• _Records provided_
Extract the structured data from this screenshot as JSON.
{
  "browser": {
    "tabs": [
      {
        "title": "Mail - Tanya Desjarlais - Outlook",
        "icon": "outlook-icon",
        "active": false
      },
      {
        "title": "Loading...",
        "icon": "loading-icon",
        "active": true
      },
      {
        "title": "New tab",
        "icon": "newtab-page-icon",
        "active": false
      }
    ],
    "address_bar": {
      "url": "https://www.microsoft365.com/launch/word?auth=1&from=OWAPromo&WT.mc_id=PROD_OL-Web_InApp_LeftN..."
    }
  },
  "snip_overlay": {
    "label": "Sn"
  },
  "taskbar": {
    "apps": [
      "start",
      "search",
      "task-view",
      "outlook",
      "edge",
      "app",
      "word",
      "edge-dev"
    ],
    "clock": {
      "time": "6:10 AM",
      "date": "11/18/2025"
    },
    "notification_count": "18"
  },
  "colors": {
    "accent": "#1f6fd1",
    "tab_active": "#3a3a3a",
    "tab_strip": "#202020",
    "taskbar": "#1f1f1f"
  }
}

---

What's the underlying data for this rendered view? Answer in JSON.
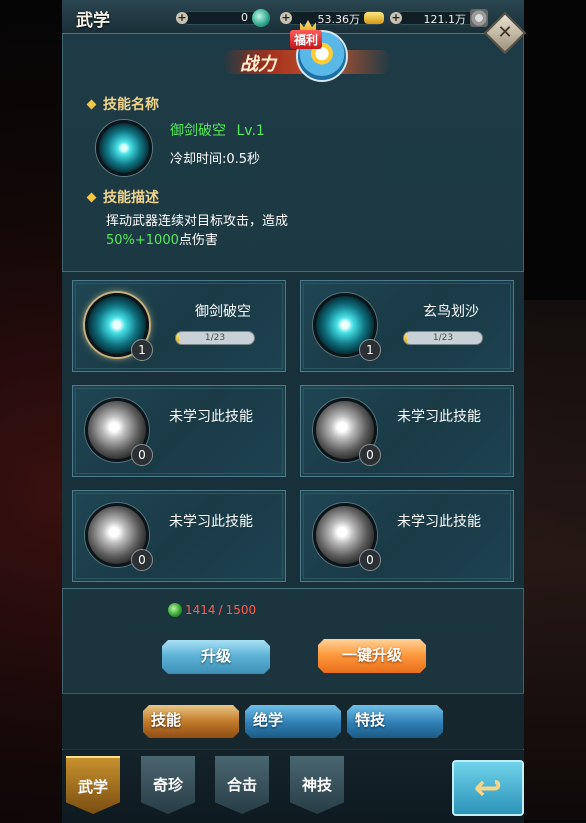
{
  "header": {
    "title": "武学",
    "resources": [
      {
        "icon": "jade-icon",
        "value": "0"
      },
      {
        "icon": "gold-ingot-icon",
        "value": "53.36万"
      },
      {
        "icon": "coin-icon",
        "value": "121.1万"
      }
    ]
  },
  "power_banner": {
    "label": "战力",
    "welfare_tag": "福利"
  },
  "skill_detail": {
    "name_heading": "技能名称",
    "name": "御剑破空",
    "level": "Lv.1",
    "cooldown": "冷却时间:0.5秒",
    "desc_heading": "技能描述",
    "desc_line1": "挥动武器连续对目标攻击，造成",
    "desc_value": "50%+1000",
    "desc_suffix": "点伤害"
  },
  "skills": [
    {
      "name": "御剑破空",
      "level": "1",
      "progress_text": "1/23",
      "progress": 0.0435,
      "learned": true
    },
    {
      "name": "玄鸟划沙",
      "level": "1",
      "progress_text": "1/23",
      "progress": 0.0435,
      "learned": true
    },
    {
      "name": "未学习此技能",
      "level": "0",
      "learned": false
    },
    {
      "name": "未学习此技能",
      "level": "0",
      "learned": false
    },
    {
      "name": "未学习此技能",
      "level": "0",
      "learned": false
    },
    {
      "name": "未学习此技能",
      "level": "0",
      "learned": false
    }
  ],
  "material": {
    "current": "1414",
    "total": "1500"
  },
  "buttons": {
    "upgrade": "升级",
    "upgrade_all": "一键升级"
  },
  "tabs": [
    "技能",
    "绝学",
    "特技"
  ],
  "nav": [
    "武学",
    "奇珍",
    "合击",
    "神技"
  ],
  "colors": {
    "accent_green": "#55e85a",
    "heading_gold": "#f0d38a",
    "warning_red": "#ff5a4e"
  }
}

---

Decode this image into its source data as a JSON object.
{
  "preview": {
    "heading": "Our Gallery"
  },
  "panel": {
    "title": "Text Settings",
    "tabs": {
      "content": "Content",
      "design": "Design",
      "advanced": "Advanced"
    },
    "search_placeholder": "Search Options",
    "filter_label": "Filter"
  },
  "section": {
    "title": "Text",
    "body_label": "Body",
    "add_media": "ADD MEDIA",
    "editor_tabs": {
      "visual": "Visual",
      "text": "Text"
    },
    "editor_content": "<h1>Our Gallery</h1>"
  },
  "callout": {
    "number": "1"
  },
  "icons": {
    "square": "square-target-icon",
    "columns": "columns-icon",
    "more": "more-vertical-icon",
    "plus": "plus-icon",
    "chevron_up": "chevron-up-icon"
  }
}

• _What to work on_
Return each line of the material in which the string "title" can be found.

• _Your solution_
        "title": "Mail - Tanya Desjarlais - Outlook",
        "title": "Loading...",
        "title": "New tab",
    "title": "武学",
    "title": "Text Settings",
    "title": "Text",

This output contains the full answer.